__Assignment__
From the entries below, gather each line containing the word "página".

Interface dataset entries:
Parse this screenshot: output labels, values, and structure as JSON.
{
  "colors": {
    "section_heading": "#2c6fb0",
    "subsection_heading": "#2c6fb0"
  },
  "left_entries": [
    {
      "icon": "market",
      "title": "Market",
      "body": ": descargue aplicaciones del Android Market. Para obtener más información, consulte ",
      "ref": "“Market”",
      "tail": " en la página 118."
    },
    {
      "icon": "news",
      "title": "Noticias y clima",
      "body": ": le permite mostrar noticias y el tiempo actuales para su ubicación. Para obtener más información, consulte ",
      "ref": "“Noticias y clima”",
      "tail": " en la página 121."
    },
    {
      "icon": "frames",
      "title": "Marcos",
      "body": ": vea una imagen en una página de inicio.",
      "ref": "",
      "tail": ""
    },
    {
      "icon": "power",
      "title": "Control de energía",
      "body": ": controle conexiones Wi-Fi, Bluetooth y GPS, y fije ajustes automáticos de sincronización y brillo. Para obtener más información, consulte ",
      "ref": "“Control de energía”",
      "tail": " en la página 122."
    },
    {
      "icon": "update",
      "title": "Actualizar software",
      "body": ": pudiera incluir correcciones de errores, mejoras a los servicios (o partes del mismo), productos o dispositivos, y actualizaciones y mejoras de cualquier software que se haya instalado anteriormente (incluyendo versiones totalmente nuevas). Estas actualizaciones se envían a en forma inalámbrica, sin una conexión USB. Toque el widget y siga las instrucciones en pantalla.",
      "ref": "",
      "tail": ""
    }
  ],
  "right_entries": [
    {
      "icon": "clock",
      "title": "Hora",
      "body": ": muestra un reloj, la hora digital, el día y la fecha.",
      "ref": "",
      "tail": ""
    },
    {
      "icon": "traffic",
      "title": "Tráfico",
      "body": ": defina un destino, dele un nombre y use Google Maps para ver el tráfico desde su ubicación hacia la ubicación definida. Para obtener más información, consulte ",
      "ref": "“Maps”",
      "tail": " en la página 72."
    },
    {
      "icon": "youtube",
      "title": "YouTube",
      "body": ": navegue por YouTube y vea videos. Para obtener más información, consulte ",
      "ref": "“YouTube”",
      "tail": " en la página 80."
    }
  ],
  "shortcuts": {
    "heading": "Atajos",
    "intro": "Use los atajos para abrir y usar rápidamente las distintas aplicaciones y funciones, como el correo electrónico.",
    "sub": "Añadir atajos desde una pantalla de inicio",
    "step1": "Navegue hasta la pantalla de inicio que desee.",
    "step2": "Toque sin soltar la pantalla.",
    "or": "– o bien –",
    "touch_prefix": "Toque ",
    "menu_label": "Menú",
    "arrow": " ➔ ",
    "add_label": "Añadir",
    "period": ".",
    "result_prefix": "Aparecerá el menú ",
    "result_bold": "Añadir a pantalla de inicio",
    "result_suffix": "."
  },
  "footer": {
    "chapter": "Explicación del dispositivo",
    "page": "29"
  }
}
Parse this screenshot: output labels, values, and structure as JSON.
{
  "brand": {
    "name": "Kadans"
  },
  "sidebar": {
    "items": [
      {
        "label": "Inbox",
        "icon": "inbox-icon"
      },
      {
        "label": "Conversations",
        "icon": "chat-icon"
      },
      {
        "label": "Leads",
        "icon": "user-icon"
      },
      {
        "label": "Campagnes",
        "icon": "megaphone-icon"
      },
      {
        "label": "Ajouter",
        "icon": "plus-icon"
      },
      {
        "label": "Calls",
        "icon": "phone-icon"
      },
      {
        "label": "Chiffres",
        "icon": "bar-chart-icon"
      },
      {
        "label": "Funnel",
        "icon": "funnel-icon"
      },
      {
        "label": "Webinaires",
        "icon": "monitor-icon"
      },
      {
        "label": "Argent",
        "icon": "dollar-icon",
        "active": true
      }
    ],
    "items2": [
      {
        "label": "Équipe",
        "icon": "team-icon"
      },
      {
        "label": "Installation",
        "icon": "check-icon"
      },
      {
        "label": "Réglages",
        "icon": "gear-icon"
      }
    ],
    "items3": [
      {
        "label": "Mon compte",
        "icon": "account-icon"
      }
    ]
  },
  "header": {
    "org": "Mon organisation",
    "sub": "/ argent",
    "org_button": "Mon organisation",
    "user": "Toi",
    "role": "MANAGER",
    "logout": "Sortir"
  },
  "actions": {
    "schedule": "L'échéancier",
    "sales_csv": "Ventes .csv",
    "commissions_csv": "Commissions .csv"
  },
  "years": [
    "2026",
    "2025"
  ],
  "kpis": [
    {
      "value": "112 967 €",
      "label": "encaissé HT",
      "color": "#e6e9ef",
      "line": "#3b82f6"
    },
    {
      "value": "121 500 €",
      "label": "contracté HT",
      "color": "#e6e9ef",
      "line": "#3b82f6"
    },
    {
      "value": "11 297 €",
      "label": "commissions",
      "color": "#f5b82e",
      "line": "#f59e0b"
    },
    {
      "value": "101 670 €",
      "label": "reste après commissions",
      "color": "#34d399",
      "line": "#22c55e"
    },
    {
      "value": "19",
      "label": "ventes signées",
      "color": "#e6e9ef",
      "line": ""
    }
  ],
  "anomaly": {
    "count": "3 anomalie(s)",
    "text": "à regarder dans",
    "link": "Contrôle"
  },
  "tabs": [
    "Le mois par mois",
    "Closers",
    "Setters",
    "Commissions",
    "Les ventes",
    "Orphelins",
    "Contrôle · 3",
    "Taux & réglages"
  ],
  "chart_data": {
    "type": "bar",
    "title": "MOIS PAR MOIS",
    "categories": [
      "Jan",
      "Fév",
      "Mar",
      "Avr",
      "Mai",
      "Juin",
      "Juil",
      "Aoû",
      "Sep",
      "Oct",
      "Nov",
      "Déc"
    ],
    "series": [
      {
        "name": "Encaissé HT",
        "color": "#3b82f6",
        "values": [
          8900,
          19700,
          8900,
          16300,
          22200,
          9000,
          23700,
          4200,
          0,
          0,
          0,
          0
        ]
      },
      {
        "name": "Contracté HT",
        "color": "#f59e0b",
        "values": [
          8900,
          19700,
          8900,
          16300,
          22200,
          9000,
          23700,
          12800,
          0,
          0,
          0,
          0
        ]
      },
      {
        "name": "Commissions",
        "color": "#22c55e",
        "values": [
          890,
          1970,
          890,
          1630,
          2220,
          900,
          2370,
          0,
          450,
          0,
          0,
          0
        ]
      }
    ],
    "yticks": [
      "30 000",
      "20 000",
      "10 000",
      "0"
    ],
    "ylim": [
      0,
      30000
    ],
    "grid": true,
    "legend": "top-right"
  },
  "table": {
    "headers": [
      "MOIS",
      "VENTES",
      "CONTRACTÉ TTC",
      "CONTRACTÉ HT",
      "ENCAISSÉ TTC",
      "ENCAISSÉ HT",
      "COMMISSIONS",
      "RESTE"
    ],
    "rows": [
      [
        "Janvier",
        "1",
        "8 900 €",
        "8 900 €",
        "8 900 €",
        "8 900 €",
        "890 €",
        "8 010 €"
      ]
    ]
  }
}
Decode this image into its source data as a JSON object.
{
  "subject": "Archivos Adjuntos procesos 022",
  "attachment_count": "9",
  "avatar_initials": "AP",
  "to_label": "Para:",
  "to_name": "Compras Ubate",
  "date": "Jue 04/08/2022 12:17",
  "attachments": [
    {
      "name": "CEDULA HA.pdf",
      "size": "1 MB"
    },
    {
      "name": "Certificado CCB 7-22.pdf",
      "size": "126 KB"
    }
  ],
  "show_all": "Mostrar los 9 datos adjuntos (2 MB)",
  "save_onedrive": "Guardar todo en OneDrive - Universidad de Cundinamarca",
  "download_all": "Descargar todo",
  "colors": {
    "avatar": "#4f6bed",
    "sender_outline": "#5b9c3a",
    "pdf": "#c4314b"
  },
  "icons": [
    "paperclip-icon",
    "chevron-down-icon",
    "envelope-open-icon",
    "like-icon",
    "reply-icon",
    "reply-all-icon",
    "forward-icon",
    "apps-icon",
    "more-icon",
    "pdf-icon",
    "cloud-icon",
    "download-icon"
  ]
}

__Answer space__
      "tail": " en la página 118."
      "tail": " en la página 121."
      "body": ": vea una imagen en una página de inicio.",
      "tail": " en la página 122."
      "tail": " en la página 72."
      "tail": " en la página 80."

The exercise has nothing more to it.